Published: 12 May 2021

Additive Manufacturing (AM), also known as 3D-printing, constantly finds new areas of use. In a current PhD-project in Product Innovation at Luleå University of Technology, Didunoluwa Obilanade investigates how design processes can be used to develop and manufacture aerospace components with increased performance.

The basic idea of 3D-printing is as simple as it is ingenious. In traditional 2D-printning, a computer code is used to print a two-dimensional picture with ink on paper. In 3D-printing, other materials are used, for example plastic or metal, and the printing is made in layers on top of each other, thus building three-dimensional structures.

In his PhD-project, Didunoluwa Obilanade is studying a printing method called Laser Powder Bed Fusion (LPBF) in which a laser beam is used to melt metal powder. Thanks to the small spot size of the laser beam, it is possible to make very intricate features and structures often found in products within the aerospace industry.

Reduce surface roughness

However, the technique also has limitations. For example, the higher the build angle of a structure being printed in relation to the plate it is built on, the higher the superfluous effect of the laser beam with the metal powder. This results in partially melted powder to form on the part, causing a rougher surface and with that potential areas for cracks and stresses.  To reduce such surface roughness, support structures can be used. Hence, post processing is needed to remove surface roughness and the added supports. However, building support structures require extra material, and additional post processing is time consuming.

Surface roughness


Rough surface

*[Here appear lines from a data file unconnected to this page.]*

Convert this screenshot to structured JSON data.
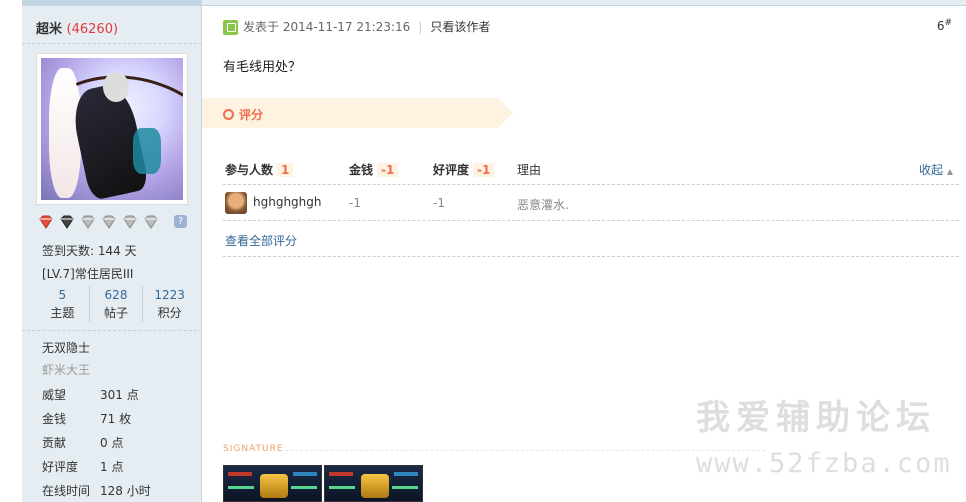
{
  "user": {
    "name": "超米",
    "uid": "(46260)",
    "checkin": "签到天数: 144 天",
    "level": "[LV.7]常住居民III",
    "stats": [
      {
        "num": "5",
        "label": "主题"
      },
      {
        "num": "628",
        "label": "帖子"
      },
      {
        "num": "1223",
        "label": "积分"
      }
    ],
    "group1": "无双隐士",
    "group2": "虾米大王",
    "fields": [
      {
        "k": "威望",
        "v": "301 点"
      },
      {
        "k": "金钱",
        "v": "71 枚"
      },
      {
        "k": "贡献",
        "v": "0 点"
      },
      {
        "k": "好评度",
        "v": "1 点"
      },
      {
        "k": "在线时间",
        "v": "128 小时"
      }
    ],
    "medal_help": "?"
  },
  "post": {
    "posted": "发表于 2014-11-17 21:23:16",
    "only_author": "只看该作者",
    "floor": "6",
    "floor_sup": "#",
    "message": "有毛线用处？"
  },
  "rating": {
    "title": "评分",
    "head": {
      "participants": "参与人数",
      "participants_count": "1",
      "money": "金钱",
      "money_val": "-1",
      "reputation": "好评度",
      "reputation_val": "-1",
      "reason": "理由",
      "collapse": "收起"
    },
    "rows": [
      {
        "user": "hghghghgh",
        "money": "-1",
        "reputation": "-1",
        "reason": "恶意灌水."
      }
    ],
    "view_all": "查看全部评分"
  },
  "signature_label": "SIGNATURE",
  "watermark": {
    "line1": "我爱辅助论坛",
    "line2": "www.52fzba.com"
  },
  "colors": {
    "sidebar_bg": "#e5edf2",
    "accent_orange": "#f26c4f",
    "link_blue": "#336699",
    "uid_red": "#e5393a"
  }
}
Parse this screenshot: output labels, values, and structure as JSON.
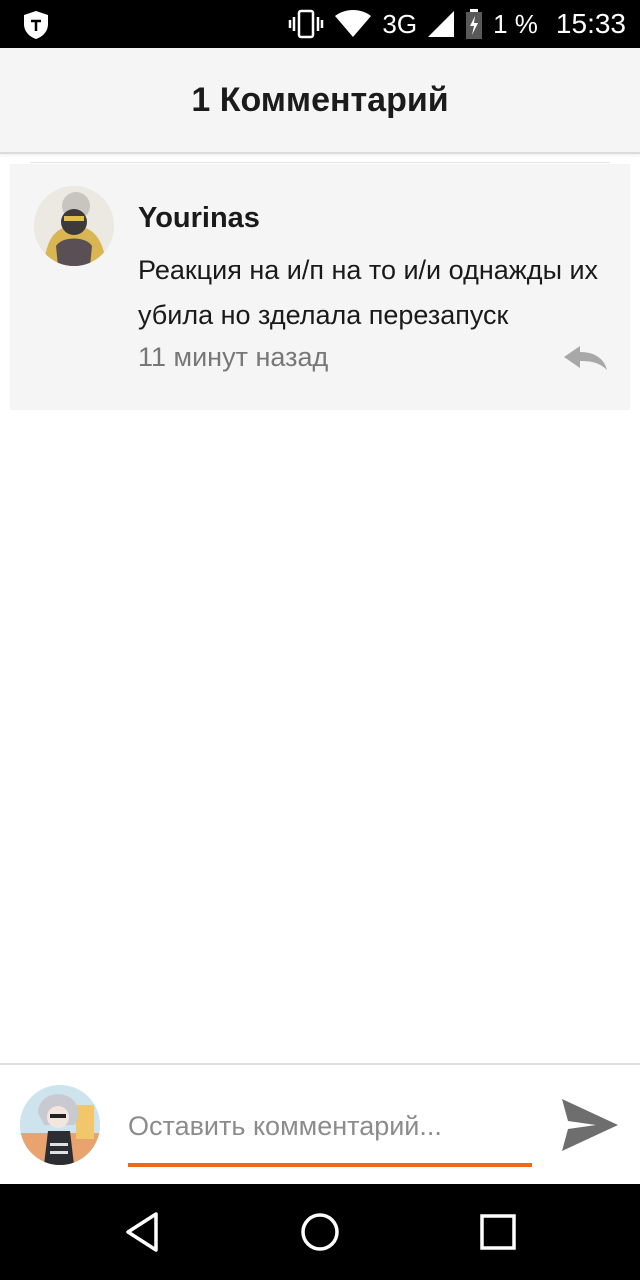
{
  "status_bar": {
    "network": "3G",
    "battery": "1 %",
    "time": "15:33",
    "icons": [
      "shield-icon",
      "vibrate-icon",
      "wifi-icon",
      "signal-icon",
      "battery-charging-icon"
    ]
  },
  "header": {
    "title": "1 Комментарий"
  },
  "comments": [
    {
      "author": "Yourinas",
      "text": "Реакция на и/п на то и/и однажды их убила но зделала перезапуск",
      "time": "11 минут назад",
      "avatar_icon": "user-avatar",
      "reply_icon": "reply-icon"
    }
  ],
  "input": {
    "placeholder": "Оставить комментарий...",
    "value": "",
    "send_icon": "send-icon"
  },
  "nav": {
    "icons": [
      "back-icon",
      "home-icon",
      "recents-icon"
    ]
  },
  "colors": {
    "accent": "#f06a16",
    "card_bg": "#f5f5f6",
    "header_bg": "#f5f5f6",
    "secondary_text": "#777777"
  }
}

This is where Didunoluwa Obilanade’s research project will be put to use. His aim is to look at how engineering design methods can help solve AM problems such as surface roughness, thus enhancing the performance and reducing time to market for aerospace components.

“I have been interested in additive manufacturing for a long time. Compared with traditional methods it can be so much faster and there are also many more design possibilities. Further there are both economic and environmental gains to be made since, theoretically, you can use almost the exact amount of material needed in additive manufacturing without wasting any”, says Didunoluwa Obilanade.

Interview engineers

In his project he will interview engineers in the aerospace industry to get a better understanding of the requirements needed to develop an effective design method for 3D-printed aerospace components. Furthermore he will use the equipment at Luleå University of Technology to make and evaluate small test prototypes. The aim is to provide engineers with a validated framework for AM design. It is a continuation of research conducted by Christo Dordlofva, PhD at Luleå University of Technology. Christo Dordlofva will also be involved in the current project.

“I’ve always wanted to do a PhD since I wrote my master thesis about additive manufacturing of large-scale spacecraft structures and since I have a background as an aerospace engineer, this project was the perfect fit”, says Didunoluwa Obilanade.